Problem:
Across the records that follow, determine how many lines contain "true" and give only the resulting number.

Dataset excerpts:
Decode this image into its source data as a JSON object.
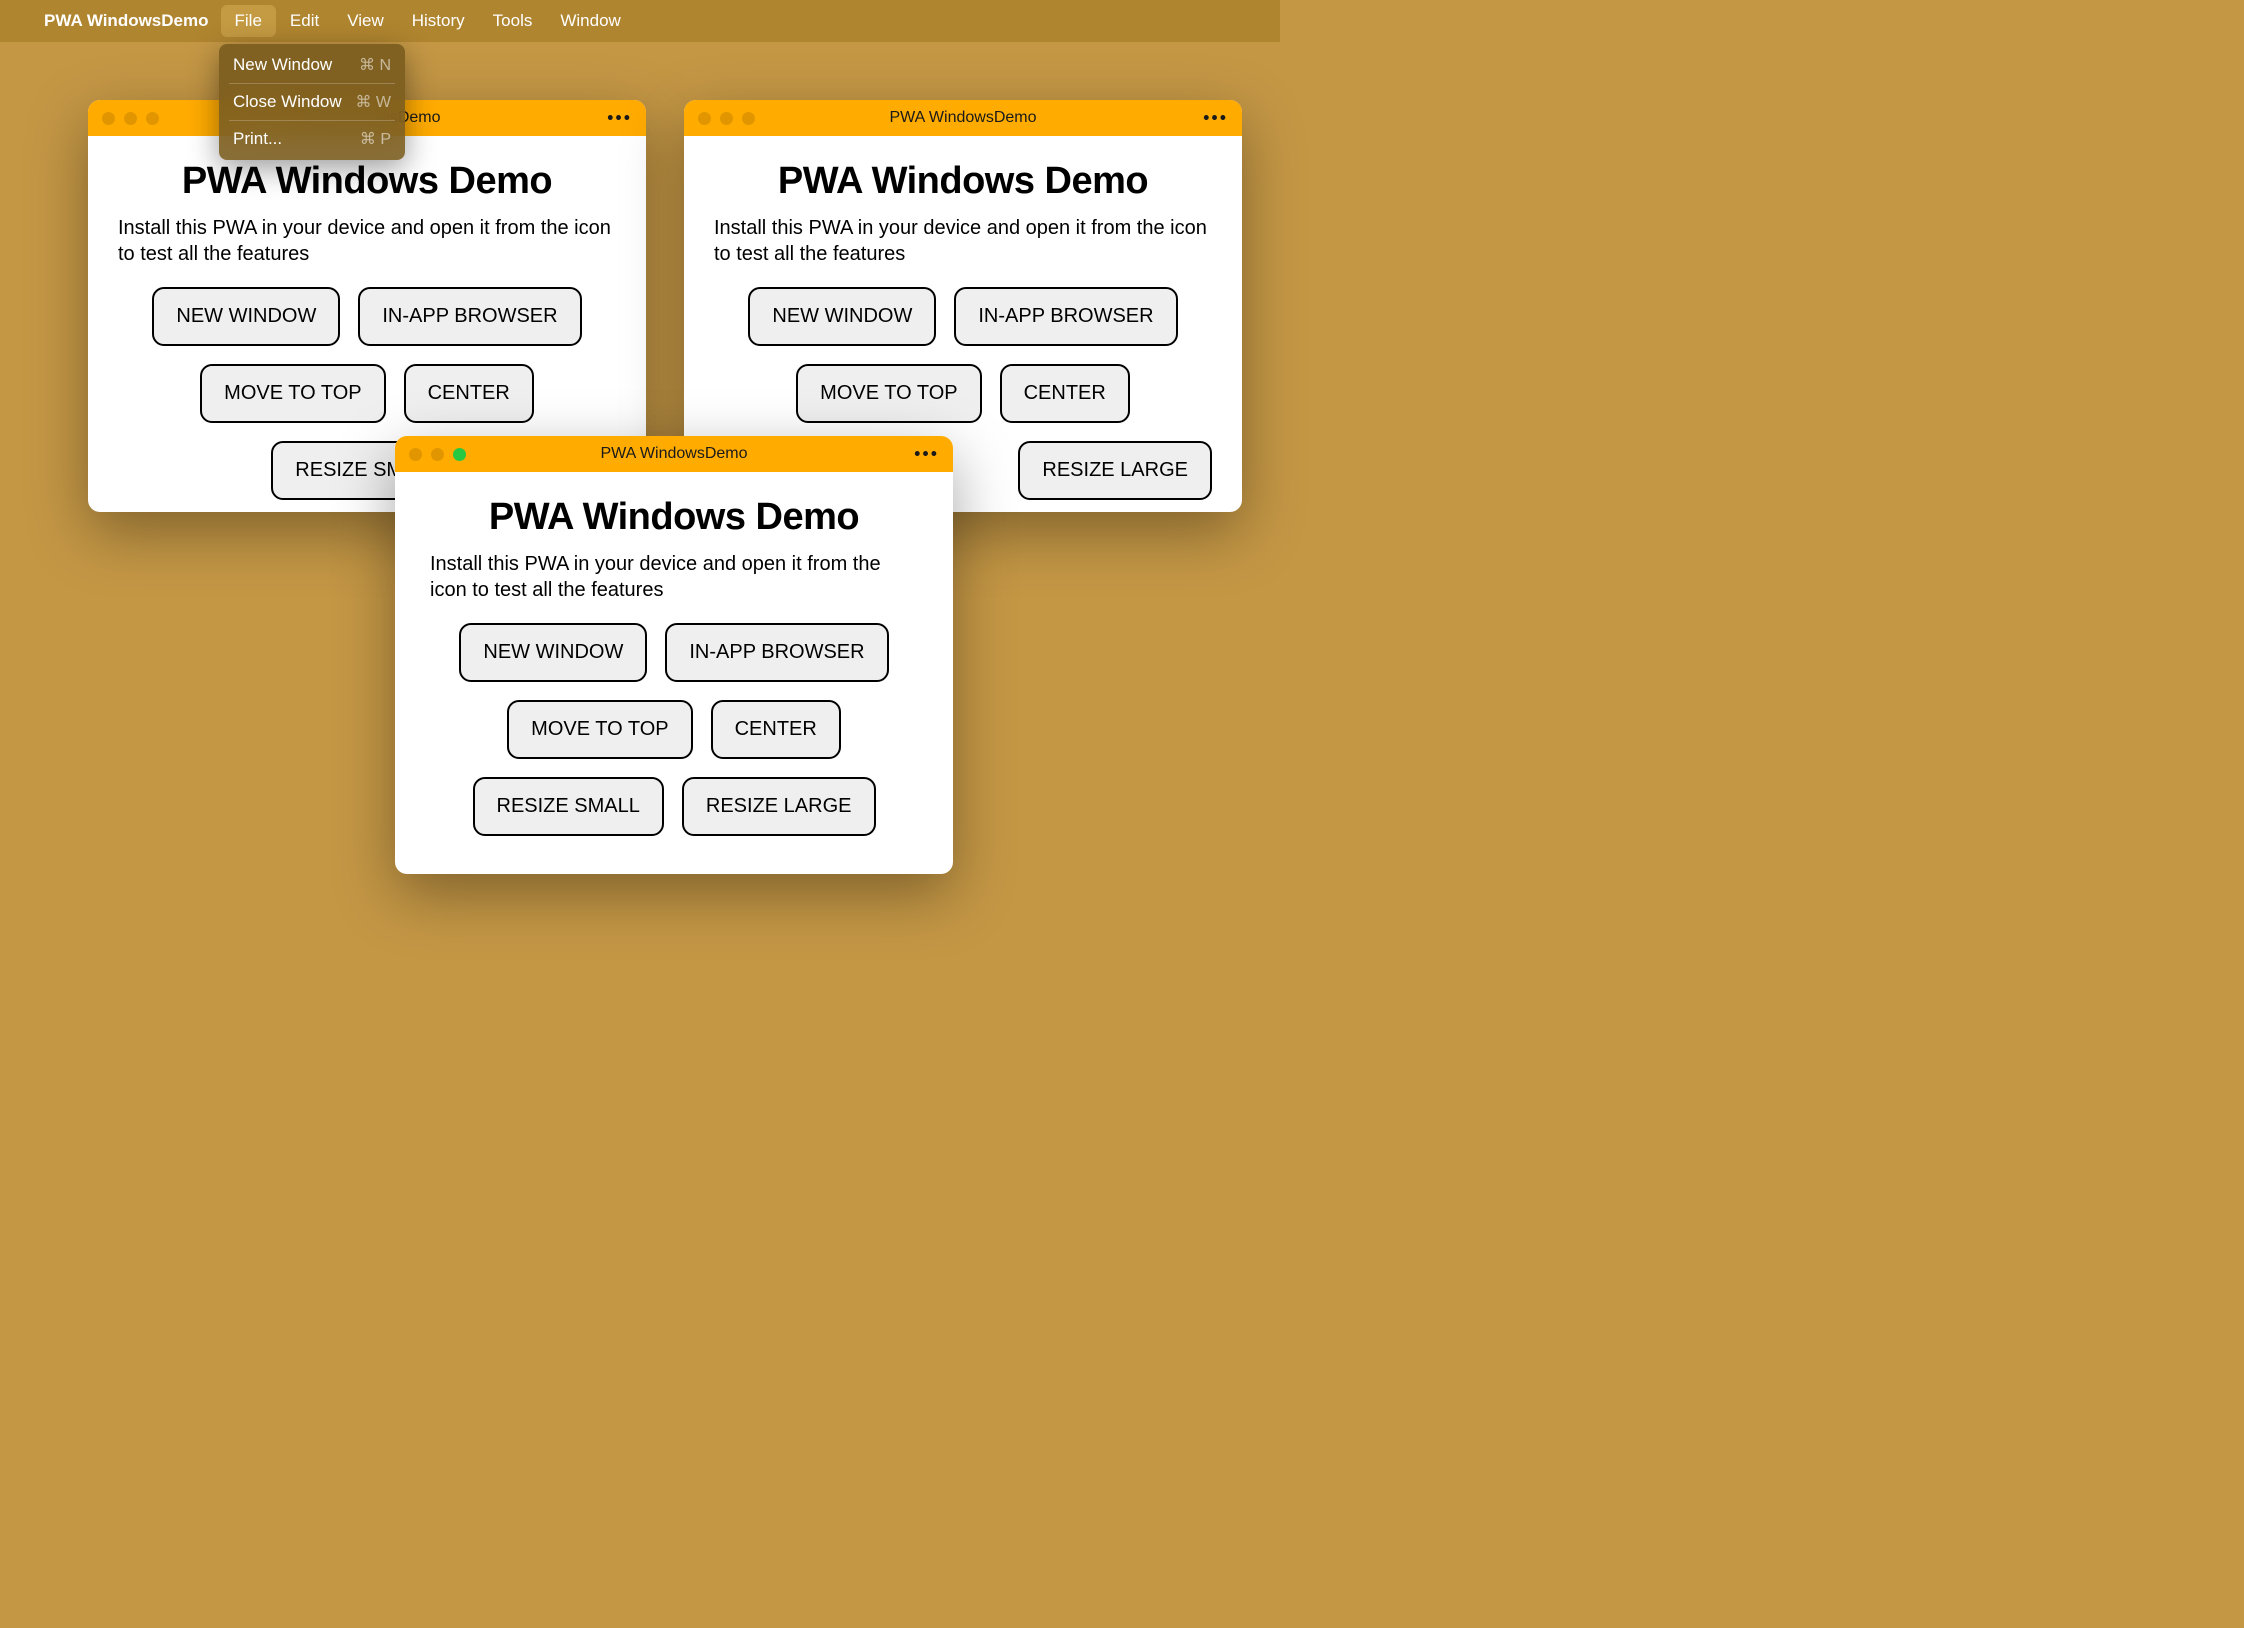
{
  "menubar": {
    "app_name": "PWA WindowsDemo",
    "items": [
      {
        "label": "File",
        "active": true
      },
      {
        "label": "Edit",
        "active": false
      },
      {
        "label": "View",
        "active": false
      },
      {
        "label": "History",
        "active": false
      },
      {
        "label": "Tools",
        "active": false
      },
      {
        "label": "Window",
        "active": false
      }
    ]
  },
  "dropdown": {
    "items": [
      {
        "label": "New Window",
        "shortcut": "⌘ N",
        "after_separator": true
      },
      {
        "label": "Close Window",
        "shortcut": "⌘ W",
        "after_separator": true
      },
      {
        "label": "Print...",
        "shortcut": "⌘ P",
        "after_separator": false
      }
    ]
  },
  "windows": [
    {
      "id": "w1",
      "active": false,
      "title": "PWA WindowsDemo",
      "heading": "PWA Windows Demo",
      "description": "Install this PWA in your device and open it from the icon to test all the features",
      "buttons": [
        "NEW WINDOW",
        "IN-APP BROWSER",
        "MOVE TO TOP",
        "CENTER",
        "RESIZE SMALL"
      ]
    },
    {
      "id": "w2",
      "active": false,
      "title": "PWA WindowsDemo",
      "heading": "PWA Windows Demo",
      "description": "Install this PWA in your device and open it from the icon to test all the features",
      "buttons": [
        "NEW WINDOW",
        "IN-APP BROWSER",
        "MOVE TO TOP",
        "CENTER",
        "RESIZE LARGE"
      ]
    },
    {
      "id": "w3",
      "active": true,
      "title": "PWA WindowsDemo",
      "heading": "PWA Windows Demo",
      "description": "Install this PWA in your device and open it from the icon to test all the features",
      "buttons": [
        "NEW WINDOW",
        "IN-APP BROWSER",
        "MOVE TO TOP",
        "CENTER",
        "RESIZE SMALL",
        "RESIZE LARGE"
      ]
    }
  ]
}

Problem solution:
4